[Record extracts]
- - - -

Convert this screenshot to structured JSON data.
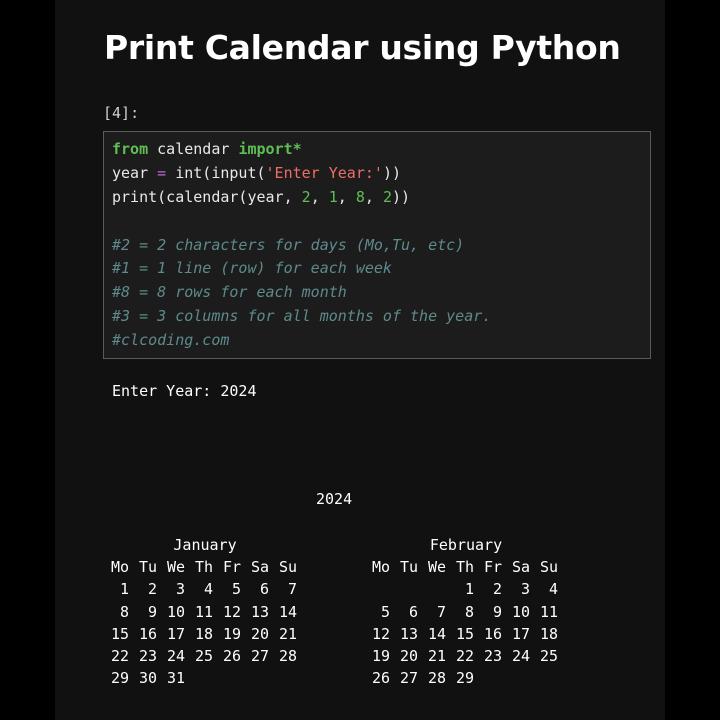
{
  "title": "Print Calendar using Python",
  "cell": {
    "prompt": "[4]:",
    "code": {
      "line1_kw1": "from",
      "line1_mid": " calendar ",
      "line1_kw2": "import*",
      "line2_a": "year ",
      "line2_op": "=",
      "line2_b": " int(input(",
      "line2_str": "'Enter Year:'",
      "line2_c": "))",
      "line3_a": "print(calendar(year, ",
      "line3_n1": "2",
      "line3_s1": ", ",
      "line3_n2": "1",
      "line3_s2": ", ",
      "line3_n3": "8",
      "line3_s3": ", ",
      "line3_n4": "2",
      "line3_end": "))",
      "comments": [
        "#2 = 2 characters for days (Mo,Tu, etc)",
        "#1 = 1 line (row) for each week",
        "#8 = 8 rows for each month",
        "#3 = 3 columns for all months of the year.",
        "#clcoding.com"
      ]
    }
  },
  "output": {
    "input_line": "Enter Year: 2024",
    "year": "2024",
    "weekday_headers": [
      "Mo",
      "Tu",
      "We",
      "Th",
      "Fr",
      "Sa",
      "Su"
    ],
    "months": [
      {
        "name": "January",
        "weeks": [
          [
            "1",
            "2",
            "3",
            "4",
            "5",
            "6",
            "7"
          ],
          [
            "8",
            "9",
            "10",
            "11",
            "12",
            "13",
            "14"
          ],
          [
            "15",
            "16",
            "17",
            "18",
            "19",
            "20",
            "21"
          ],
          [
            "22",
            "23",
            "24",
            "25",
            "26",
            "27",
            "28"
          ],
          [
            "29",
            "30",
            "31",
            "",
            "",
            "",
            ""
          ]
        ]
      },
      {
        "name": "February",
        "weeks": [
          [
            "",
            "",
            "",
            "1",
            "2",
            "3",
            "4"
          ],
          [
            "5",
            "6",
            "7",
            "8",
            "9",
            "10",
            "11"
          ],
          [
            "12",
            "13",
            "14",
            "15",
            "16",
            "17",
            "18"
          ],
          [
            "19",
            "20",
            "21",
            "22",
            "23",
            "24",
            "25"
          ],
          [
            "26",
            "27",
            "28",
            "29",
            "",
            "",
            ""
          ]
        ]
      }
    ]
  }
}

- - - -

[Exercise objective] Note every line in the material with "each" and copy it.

[Output]
        "#1 = 1 line (row) for each week",
        "#8 = 8 rows for each month",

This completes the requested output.